**TASK REQUIREMENTS:** Lines with the word "kind" in them are the ones to copy from the records.

[Extracted data entries]

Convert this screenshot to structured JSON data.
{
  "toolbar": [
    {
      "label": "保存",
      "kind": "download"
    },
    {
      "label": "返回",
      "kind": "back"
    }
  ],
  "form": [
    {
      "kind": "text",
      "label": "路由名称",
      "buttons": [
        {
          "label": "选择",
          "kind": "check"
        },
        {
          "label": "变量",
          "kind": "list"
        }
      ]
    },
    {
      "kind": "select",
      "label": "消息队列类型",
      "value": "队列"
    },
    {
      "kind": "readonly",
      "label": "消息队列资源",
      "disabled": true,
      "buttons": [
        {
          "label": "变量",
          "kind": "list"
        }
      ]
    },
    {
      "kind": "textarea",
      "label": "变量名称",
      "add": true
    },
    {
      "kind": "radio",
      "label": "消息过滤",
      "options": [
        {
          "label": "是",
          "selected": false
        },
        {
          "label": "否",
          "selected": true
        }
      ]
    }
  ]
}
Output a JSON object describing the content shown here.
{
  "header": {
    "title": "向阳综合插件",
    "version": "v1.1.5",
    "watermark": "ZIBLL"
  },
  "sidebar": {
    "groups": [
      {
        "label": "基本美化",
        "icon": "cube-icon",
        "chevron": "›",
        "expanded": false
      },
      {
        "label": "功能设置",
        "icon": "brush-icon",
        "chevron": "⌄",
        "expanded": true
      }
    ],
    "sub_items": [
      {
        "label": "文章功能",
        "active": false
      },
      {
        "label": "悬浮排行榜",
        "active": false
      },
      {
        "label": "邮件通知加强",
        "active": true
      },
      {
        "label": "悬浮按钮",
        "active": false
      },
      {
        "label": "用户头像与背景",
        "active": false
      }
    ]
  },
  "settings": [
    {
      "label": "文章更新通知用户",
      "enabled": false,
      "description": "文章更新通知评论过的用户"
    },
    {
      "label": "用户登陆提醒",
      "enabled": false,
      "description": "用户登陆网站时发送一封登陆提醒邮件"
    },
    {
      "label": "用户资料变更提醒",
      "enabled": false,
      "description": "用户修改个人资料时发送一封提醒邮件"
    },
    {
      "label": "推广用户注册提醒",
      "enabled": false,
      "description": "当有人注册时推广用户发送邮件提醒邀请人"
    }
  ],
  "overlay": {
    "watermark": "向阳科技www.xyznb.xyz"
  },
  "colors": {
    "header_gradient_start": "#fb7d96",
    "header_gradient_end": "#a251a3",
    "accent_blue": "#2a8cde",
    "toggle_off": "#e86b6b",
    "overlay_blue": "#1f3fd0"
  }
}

**RESPONSE AREA:**
      "kind": "download"
      "kind": "back"
      "kind": "text",
          "kind": "check"
          "kind": "list"
      "kind": "select",
      "kind": "readonly",
          "kind": "list"
      "kind": "textarea",
      "kind": "radio",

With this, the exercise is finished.